Your goal: Where a record contains a picture, omit the picture and repeat the rest exactly.

Data provided:
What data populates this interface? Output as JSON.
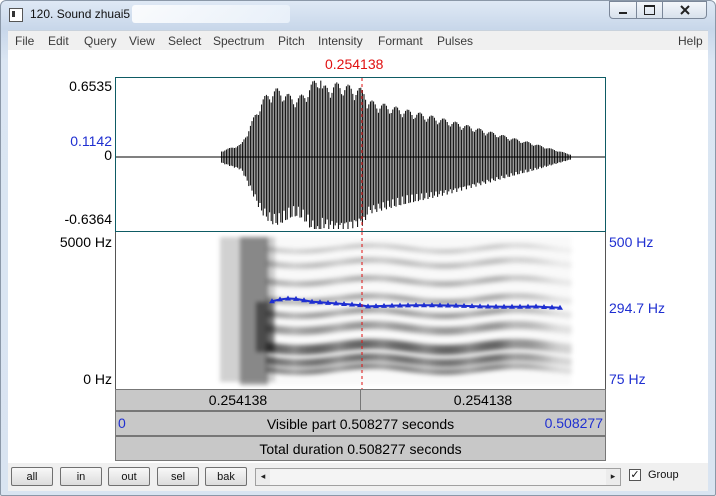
{
  "window": {
    "title": "120. Sound zhuai5",
    "controls": {
      "minimize_icon": "minimize-icon",
      "maximize_icon": "maximize-icon",
      "close_icon": "close-icon"
    }
  },
  "menu": [
    "File",
    "Edit",
    "Query",
    "View",
    "Select",
    "Spectrum",
    "Pitch",
    "Intensity",
    "Formant",
    "Pulses"
  ],
  "help": "Help",
  "cursor": {
    "time": "0.254138",
    "time_seconds": 0.254138
  },
  "waveform": {
    "max_label": "0.6535",
    "cursor_amp_label": "0.1142",
    "zero_label": "0",
    "min_label": "-0.6364"
  },
  "spectrogram": {
    "top_label": "5000 Hz",
    "bottom_label": "0 Hz",
    "pitch_top_label": "500 Hz",
    "pitch_value_label": "294.7 Hz",
    "pitch_bottom_label": "75 Hz",
    "pitch_color": "#1f2fd1"
  },
  "time_bar": {
    "left": "0.254138",
    "right": "0.254138"
  },
  "visible_bar": {
    "start": "0",
    "label": "Visible part 0.508277 seconds",
    "end": "0.508277"
  },
  "total_bar": {
    "label": "Total duration 0.508277 seconds"
  },
  "buttons": [
    "all",
    "in",
    "out",
    "sel",
    "bak"
  ],
  "scroll": {
    "left_arrow": "◂",
    "right_arrow": "▸"
  },
  "group": {
    "checked": true,
    "label": "Group",
    "check_mark": "✓"
  }
}
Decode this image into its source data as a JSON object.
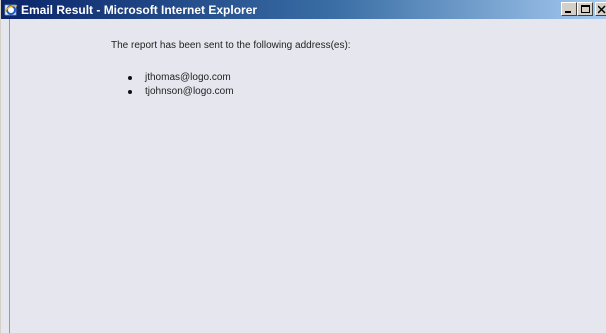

Output for this exercise:
What data populates this interface? Output as JSON.
{
  "window": {
    "title": "120. Sound zhuai5",
    "controls": {
      "minimize_icon": "minimize-icon",
      "maximize_icon": "maximize-icon",
      "close_icon": "close-icon"
    }
  },
  "menu": [
    "File",
    "Edit",
    "Query",
    "View",
    "Select",
    "Spectrum",
    "Pitch",
    "Intensity",
    "Formant",
    "Pulses"
  ],
  "help": "Help",
  "cursor": {
    "time": "0.254138",
    "time_seconds": 0.254138
  },
  "waveform": {
    "max_label": "0.6535",
    "cursor_amp_label": "0.1142",
    "zero_label": "0",
    "min_label": "-0.6364"
  },
  "spectrogram": {
    "top_label": "5000 Hz",
    "bottom_label": "0 Hz",
    "pitch_top_label": "500 Hz",
    "pitch_value_label": "294.7 Hz",
    "pitch_bottom_label": "75 Hz",
    "pitch_color": "#1f2fd1"
  },
  "time_bar": {
    "left": "0.254138",
    "right": "0.254138"
  },
  "visible_bar": {
    "start": "0",
    "label": "Visible part 0.508277 seconds",
    "end": "0.508277"
  },
  "total_bar": {
    "label": "Total duration 0.508277 seconds"
  },
  "buttons": [
    "all",
    "in",
    "out",
    "sel",
    "bak"
  ],
  "scroll": {
    "left_arrow": "◂",
    "right_arrow": "▸"
  },
  "group": {
    "checked": true,
    "label": "Group",
    "check_mark": "✓"
  }
}
Decode this image into its source data as a JSON object.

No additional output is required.